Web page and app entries
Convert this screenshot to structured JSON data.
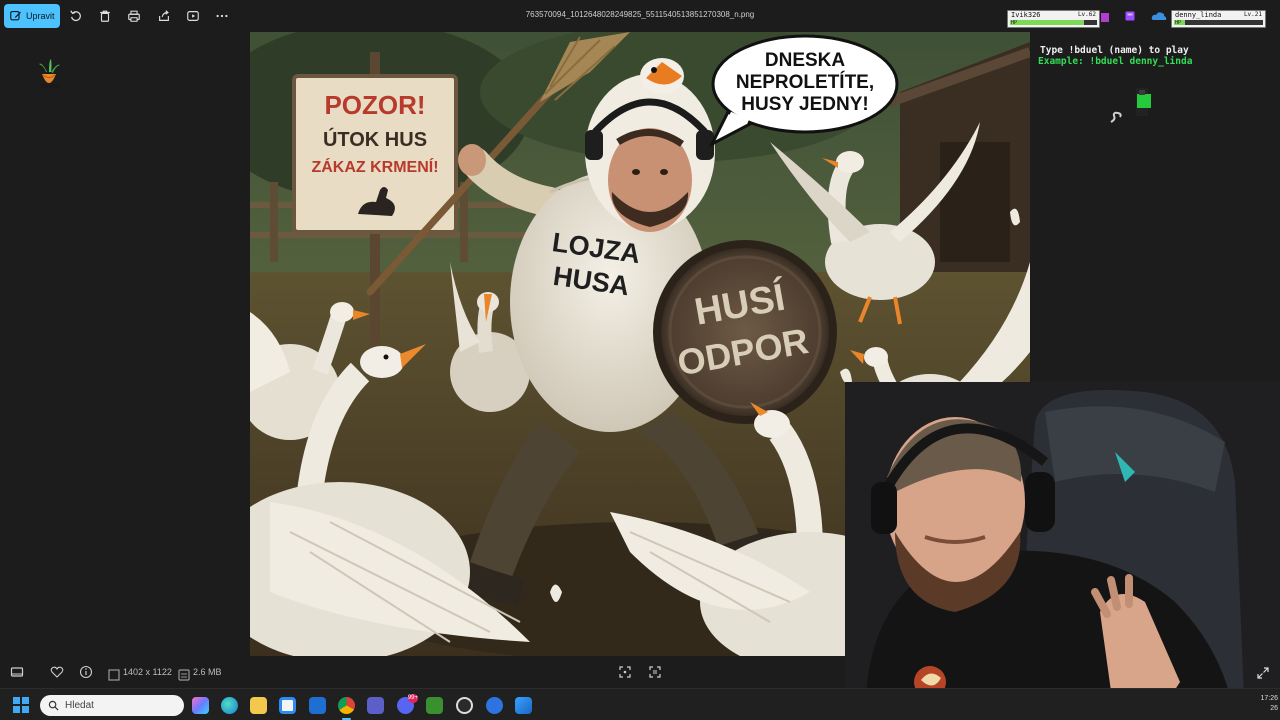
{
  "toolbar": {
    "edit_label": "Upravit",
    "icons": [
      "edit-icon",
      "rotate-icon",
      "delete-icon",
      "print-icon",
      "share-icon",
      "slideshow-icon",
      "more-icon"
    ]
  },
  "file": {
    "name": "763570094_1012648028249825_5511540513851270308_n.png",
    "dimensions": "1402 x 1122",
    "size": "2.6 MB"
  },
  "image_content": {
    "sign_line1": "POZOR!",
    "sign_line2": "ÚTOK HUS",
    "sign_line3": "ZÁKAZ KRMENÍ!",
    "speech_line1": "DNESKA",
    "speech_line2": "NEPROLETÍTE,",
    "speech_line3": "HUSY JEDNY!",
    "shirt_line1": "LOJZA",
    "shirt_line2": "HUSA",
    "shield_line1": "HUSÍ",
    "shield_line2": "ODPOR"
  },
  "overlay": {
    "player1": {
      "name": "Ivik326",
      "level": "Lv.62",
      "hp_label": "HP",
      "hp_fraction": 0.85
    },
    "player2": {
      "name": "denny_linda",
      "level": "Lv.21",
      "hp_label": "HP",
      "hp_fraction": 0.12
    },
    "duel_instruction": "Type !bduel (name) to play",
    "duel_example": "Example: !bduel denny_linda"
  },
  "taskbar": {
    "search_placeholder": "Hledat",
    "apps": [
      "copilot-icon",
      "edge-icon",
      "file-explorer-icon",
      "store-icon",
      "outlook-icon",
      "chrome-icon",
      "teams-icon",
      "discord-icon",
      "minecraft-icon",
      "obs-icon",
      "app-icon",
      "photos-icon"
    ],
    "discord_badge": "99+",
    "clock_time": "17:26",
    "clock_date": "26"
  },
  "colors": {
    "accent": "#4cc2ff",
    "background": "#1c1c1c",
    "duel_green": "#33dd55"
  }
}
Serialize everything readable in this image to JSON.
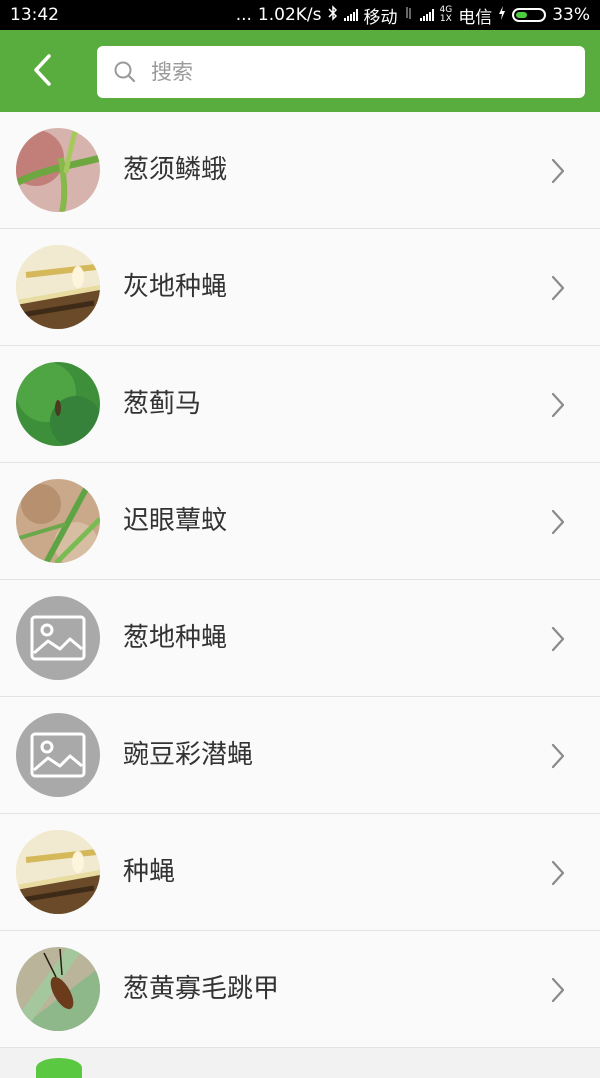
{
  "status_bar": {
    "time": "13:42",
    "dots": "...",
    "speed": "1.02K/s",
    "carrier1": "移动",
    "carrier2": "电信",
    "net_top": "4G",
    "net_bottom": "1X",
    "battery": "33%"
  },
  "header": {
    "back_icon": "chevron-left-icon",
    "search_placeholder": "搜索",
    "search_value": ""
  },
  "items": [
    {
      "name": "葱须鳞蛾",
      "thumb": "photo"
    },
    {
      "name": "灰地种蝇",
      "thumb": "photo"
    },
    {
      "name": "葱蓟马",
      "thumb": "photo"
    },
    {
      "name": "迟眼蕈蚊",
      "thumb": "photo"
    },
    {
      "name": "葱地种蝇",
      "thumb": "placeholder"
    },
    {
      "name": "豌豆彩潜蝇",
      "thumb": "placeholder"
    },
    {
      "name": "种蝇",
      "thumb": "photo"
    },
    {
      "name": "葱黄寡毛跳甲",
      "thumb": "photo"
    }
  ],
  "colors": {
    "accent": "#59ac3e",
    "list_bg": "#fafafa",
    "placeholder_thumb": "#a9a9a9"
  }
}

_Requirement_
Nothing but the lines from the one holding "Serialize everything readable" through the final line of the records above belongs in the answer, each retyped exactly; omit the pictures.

_Your response_
Serialize everything readable in this image to JSON.
{
  "status_bar": {
    "time": "13:42",
    "dots": "...",
    "speed": "1.02K/s",
    "carrier1": "移动",
    "carrier2": "电信",
    "net_top": "4G",
    "net_bottom": "1X",
    "battery": "33%"
  },
  "header": {
    "back_icon": "chevron-left-icon",
    "search_placeholder": "搜索",
    "search_value": ""
  },
  "items": [
    {
      "name": "葱须鳞蛾",
      "thumb": "photo"
    },
    {
      "name": "灰地种蝇",
      "thumb": "photo"
    },
    {
      "name": "葱蓟马",
      "thumb": "photo"
    },
    {
      "name": "迟眼蕈蚊",
      "thumb": "photo"
    },
    {
      "name": "葱地种蝇",
      "thumb": "placeholder"
    },
    {
      "name": "豌豆彩潜蝇",
      "thumb": "placeholder"
    },
    {
      "name": "种蝇",
      "thumb": "photo"
    },
    {
      "name": "葱黄寡毛跳甲",
      "thumb": "photo"
    }
  ],
  "colors": {
    "accent": "#59ac3e",
    "list_bg": "#fafafa",
    "placeholder_thumb": "#a9a9a9"
  }
}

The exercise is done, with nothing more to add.